Later that day Britain decided they wanted to retake that ground so he led his men in a valiant counter offensive but was shot 3 times on the lower body while desperately cutting open some wire in between his men and the German trenches. For these acts of bravery, he was awarded a Victoria Cross!
This is a poem that one of his class mates at high school composed about him after learning about his death. He died in 1916 at the age of 19 years and 7 months.
There is no fitter end than this.
No need is now to yearn nor sigh.
We know the glory that is his,
A glory that can never die.
Surely we knew it long before,
Knew all along that he was made
For a swift radiant morning, for
A sacrificing swift night-shade.
His body was never recovered but he is commemorated at the Menin Gate memorial at Ypres .
A personal account by Lucy Harrison in year 9
Both of my great great grandfathers were in World War One. The first one I’m going to talk about is Charles William Harding Walker. He enlisted for the War on 30th December 1914 and arrived in France on the 23rd February 1915. He was only 5 foot 4 inches tall but he was assigned to the Divisional Ammunition Column, responsible for transporting shells to the artillery.
On the 25th September 1915, Bombardier (the artillery equivalent of a Corporal) Walker was involved in bringing forward ammunition to support an attack on Bellewaerde and Hooge, just outside Ypres. The official records don’t state what happened to him but both British and German artillery were involved in heavy firing. It is likely that he was killed as his waggon was travelling to or from the front line.
Luckily, he has a marked grave in Duhallow A.D.S. Cemetery. It is unlikely that he died here as my dad told me that he was originally buried where he died but later they moved him to an actual war cemetery. He is listed as ‘killed in action,’ rather than ‘died of wounds’ as might be expected that he received medical treatment.
My other great great grandfather was also in the War. His name was Walter Dewey.
Walter volunteered in November 1914 and having completed a period of training at Felixstowe, was seven months later drafted to the Western Front. After only eight days of active service, he was unfortunately killed in action in the La Bassee Sector on June 16th 1915.
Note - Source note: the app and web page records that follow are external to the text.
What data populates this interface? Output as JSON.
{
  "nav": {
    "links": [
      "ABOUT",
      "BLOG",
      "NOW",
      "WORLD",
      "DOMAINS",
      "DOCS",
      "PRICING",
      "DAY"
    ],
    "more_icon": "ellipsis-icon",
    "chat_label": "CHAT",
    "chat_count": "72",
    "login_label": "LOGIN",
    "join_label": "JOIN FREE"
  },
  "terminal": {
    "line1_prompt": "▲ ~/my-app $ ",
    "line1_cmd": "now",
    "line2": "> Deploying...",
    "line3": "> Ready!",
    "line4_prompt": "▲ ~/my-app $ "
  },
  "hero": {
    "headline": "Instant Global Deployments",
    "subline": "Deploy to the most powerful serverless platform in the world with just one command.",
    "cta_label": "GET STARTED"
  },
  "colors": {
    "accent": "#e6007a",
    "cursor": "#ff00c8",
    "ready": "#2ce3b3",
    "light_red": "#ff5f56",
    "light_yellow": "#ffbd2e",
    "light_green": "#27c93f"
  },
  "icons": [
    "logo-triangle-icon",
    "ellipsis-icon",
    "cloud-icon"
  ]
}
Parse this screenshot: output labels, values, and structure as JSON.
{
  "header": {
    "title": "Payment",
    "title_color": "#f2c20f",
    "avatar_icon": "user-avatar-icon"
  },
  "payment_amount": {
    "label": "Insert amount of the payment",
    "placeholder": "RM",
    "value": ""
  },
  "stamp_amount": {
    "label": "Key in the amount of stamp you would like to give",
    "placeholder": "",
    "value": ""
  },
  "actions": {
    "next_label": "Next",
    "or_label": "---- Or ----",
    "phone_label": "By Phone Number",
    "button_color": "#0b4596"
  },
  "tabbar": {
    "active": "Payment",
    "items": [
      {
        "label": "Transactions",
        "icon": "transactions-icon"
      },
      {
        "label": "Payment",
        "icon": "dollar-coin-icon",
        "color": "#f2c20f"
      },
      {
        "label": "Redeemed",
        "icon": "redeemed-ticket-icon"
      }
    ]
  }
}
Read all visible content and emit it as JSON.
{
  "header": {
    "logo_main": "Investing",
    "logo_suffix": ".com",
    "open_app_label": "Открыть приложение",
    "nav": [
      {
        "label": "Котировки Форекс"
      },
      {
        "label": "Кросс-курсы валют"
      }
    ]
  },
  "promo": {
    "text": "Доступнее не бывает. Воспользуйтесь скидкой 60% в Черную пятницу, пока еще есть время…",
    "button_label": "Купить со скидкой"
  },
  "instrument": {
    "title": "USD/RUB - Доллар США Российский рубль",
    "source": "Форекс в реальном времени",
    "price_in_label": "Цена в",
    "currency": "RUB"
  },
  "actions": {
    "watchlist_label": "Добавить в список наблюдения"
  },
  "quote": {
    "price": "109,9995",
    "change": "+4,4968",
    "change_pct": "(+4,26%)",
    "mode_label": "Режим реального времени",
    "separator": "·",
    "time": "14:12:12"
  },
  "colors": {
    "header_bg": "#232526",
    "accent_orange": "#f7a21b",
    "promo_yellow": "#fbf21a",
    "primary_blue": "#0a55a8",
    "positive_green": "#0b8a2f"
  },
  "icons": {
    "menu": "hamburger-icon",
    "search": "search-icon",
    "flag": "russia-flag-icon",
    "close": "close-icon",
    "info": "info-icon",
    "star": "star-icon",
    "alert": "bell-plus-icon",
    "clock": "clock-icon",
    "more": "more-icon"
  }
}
He was entitled to the 1914-15 Star and the General Service and Victory medals.
“The path of duty was the way to glory.”